Reply with one number: the count of lines in the records below that hold "fseek".
───── DATA FOR REVIEW
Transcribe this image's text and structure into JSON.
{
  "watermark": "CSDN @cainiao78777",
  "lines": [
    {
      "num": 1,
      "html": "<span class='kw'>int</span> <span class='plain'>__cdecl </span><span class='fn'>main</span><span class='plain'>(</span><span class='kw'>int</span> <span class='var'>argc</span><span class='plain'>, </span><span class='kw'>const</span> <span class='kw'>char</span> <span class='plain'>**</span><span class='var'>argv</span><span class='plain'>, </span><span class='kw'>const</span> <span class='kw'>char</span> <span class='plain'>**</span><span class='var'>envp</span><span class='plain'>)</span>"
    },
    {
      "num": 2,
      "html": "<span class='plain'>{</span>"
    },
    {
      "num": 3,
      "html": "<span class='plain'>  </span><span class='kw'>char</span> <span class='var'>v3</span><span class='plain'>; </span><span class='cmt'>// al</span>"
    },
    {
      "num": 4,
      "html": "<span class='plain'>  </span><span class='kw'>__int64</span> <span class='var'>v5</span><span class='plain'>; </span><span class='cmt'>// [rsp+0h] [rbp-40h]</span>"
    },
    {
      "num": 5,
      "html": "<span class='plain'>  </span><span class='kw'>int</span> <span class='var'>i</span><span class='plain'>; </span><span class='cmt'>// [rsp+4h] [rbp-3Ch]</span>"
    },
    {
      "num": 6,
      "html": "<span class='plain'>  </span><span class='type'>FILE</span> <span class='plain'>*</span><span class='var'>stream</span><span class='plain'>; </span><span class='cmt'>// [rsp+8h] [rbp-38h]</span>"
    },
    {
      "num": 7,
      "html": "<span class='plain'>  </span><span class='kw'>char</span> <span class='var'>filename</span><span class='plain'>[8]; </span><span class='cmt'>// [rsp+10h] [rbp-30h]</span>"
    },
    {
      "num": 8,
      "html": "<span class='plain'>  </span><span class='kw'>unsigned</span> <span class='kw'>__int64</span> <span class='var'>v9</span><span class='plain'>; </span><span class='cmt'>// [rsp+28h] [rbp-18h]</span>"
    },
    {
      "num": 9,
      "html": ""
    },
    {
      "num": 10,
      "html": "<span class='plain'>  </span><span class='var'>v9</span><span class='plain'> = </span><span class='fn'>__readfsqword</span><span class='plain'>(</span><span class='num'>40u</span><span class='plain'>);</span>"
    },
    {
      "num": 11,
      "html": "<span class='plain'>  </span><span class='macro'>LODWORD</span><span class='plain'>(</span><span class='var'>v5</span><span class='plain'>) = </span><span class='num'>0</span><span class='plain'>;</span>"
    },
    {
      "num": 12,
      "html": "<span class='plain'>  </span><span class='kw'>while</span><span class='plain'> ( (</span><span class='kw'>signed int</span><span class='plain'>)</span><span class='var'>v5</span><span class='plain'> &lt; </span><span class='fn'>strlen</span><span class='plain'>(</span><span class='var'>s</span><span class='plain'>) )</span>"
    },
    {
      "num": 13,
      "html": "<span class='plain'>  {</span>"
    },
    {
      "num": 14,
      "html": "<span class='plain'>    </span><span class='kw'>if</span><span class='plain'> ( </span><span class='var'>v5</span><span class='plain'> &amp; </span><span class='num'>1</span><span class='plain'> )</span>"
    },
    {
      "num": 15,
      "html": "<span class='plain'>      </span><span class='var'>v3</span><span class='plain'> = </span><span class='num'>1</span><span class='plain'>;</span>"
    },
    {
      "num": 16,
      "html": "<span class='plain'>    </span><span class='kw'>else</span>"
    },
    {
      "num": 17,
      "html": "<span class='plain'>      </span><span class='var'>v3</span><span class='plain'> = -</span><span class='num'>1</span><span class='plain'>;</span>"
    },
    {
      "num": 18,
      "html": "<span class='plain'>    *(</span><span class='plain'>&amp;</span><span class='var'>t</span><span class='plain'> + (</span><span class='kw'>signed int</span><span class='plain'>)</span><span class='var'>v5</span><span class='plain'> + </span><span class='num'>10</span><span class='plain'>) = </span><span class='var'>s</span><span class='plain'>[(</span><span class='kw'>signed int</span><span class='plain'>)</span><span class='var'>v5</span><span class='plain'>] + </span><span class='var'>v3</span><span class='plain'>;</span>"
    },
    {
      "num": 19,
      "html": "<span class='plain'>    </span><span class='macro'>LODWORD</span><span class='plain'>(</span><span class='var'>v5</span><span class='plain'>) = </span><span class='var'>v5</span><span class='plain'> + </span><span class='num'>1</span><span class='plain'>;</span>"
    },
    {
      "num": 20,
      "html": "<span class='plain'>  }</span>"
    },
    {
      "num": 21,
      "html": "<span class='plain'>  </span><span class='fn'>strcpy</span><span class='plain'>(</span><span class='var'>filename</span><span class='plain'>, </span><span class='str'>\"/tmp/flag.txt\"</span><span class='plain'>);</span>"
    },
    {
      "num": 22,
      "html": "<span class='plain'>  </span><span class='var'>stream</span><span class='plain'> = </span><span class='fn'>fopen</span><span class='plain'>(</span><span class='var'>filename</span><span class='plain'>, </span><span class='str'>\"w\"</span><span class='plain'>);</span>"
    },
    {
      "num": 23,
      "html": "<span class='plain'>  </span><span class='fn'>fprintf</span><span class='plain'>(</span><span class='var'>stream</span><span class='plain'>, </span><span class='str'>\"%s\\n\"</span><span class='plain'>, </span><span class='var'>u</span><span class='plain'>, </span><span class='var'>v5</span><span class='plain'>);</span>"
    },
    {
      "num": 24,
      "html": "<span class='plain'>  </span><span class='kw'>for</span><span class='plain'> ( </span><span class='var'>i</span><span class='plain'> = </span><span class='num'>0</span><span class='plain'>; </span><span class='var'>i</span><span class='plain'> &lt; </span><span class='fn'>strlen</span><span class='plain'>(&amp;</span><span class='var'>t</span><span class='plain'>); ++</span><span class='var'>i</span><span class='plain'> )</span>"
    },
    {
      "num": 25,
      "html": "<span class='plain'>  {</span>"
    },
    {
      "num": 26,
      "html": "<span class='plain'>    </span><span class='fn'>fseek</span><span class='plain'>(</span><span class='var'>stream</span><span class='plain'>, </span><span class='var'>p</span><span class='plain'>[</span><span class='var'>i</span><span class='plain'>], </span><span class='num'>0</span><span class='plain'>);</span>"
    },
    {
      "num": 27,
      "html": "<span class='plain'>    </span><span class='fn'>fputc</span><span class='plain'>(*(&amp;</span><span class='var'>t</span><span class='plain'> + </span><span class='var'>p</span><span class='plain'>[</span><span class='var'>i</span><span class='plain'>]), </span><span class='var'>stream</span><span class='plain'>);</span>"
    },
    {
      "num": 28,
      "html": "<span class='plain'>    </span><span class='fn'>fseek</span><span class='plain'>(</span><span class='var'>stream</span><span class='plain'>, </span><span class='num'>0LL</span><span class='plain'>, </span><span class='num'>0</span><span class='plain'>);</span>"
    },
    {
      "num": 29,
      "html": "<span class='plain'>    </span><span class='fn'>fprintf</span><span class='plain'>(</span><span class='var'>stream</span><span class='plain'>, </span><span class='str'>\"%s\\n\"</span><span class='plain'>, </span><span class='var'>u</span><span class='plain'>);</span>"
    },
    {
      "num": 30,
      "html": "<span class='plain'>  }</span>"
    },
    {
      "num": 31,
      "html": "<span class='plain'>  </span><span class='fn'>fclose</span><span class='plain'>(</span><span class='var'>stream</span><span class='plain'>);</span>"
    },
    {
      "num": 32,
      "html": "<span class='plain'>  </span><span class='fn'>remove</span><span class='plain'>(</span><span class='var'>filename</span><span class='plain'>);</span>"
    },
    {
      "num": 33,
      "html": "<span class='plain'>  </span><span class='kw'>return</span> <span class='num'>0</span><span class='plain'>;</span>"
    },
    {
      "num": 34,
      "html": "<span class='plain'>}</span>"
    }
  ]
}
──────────
▶ **ANSWER**: 2